# $UCYCLE$ is in $L$

I'm trying to understand the log-space algorithm for $$UCYCLE = \{ \langle G \rangle \ | \text{ G is an undirected graph containing a cycle} \}$$

The basic idea is traversing from every $v\in V$, remembering the first edge and checking if we got back to $v$ from another edge.

What I don't quite understand is the way of traversing; This answer says:

For the undirected cycle problem, you can traverse each connected component: at each node, when coming in through edge $k$, leave through edge $k+1$. (We can assume edges are ordered at each vertex.)

I don't quite understand it - after exhausting all the edges of the form $\langle v,u_i \rangle$ where do we go from here? I could of course remembering what edge brought us to $v$ but then we clearly exceed the $O(\log n)$ boundary.

• I don't think this algorithm is guaranteed to traverse the entire connected component (unless it's acyclic). Otherwise, you would get a very simple algorithm for undirected reachability in logspace (such an algorithm, due to Reingold, is known, but it is significantly more complicated). – Yuval Filmus Sep 12 '17 at 14:28

First of all, let me give the correct attribution to this algorithm: Cook and McKenzie, Problems complete for deterministic logarithmic space.

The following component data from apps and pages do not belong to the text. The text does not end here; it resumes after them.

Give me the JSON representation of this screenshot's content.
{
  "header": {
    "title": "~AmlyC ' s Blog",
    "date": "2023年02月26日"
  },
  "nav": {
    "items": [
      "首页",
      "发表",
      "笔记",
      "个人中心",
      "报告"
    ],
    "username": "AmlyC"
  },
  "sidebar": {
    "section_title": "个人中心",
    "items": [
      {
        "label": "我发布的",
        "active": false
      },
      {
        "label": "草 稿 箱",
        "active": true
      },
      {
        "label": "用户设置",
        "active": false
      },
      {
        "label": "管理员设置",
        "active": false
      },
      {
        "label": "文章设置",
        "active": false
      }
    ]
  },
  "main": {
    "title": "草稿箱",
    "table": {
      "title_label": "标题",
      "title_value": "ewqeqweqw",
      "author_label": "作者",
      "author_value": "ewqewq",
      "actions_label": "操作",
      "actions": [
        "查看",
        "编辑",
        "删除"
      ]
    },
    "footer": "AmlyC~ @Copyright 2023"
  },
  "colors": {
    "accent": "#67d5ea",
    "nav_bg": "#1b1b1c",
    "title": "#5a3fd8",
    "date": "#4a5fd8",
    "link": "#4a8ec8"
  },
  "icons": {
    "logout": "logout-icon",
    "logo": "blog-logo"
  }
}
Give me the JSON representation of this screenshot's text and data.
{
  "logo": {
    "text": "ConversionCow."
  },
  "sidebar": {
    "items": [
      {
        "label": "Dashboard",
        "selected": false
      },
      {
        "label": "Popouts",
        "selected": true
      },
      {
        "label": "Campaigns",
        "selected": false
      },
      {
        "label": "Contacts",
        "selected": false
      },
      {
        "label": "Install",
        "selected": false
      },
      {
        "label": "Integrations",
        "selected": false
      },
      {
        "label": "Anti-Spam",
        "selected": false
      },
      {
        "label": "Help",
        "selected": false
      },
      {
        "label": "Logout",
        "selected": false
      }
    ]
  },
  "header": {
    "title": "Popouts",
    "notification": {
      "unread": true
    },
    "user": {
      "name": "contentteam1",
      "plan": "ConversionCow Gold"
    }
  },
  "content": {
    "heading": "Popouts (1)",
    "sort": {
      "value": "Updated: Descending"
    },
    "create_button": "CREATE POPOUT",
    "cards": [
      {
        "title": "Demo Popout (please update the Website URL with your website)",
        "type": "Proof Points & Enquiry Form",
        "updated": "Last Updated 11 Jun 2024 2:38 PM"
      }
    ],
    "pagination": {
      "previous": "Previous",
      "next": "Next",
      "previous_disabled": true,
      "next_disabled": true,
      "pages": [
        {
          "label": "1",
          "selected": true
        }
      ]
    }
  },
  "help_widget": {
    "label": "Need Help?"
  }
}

The setup of Cook and McKenzie is that you are given an undirected graph in which the edges incident to a vertex $v$ are ordered (cyclically), and given one of them it is possible to find the next one in the order.

Consider now the following algorithm, for an vertex $v$ and an incident edge $e$:

• Set $v_0 = v$ and $e_0 = e$.
• Repeat:
• Let $e'$ be the edge following $e$ in the cyclic order of $v$.
• Let $v'$ be the other endpoint of $e'$.
• Replace $v,e$ by $v',e'$.
• Until $v = v_0$.
• If $e \neq e_0$, return "cyclic", otherwise return "don't know".

We now have two claims:

1. If $G$ is acyclic then the algorithm returns "don't know" whatever $v,e$ we start with.
2. If $G$ is cyclic then there is a choice of $v,e$ for which the algorithm returns "cyclic".

To see the first claim, suppose that $G$ is acyclic, and let $v,e$ be given. Consider the connected component containing $v$. If we remove $e$ then it breaks into two connected components $C_1,C_2$, the first containing $v$, the other not containing $v$. At the first step of the algorithm, it moves to $C_2$. The only way to return to $C_1$ is via the edge $e$, and when that happens, the algorithm will return "don't know".

To see the second claim, suppose that $G$ contains some cycle $v_1,\ldots,v_\ell$, and suppose for the sake of contradiction that whenever running the algorithm with $v,e$ it outputs "don't know". Let us run the algorithm with $v=v_1$ and $e=(v_1,v_2)$. Let the edges incident to $v_2$ be $e,e_1,\ldots,e_t$. According to the assumption, the algorithm will take the edge $e_1$, get back to $v_2$ via $e_1$, traverse $e_2$, get back to $v_2$ via $e_2$, and so on. In particular, it will reach $(v_2,v_3)$ before reaching $e$. By assumption, the only way to go back to $v_1$ is via $e$, and so the algorithm will reach $v_3$ before it goes back to $v_1$.

Let the edges incident to $v_3$ be $(v_3,v_2),e'_1,\ldots,e'_s$. As before, the walk will traverse $e'_1$, go back to $v_3$ via $e'_1$, traverse $e'_2$, go back to $v_3$ via $e'_2$, and so on. In particular, it will reach $(v_3,v_4)$ before reaching $(v_3,v_2)$. Now, by assumption $(v_3,v_2)$ is the only way to get back to $v_2$, which is the only way to get back to $v_1$. Therefore the algorithm will reach $(v_3,v_4)$ before it goes back to $v_1$.

Continuing in this way, we see that the algorithm will traverse $(v_4,v_5),\ldots,(v_\ell,v_1)$, and the last edge will be the first time at which it gets back to $v_1$. We reach a contradiction since $(v_\ell,v_1) \neq (v_2,v_1)$.

• Thanks so much for the detailed analysis. Very impressive result! – Covvar Sep 12 '17 at 14:50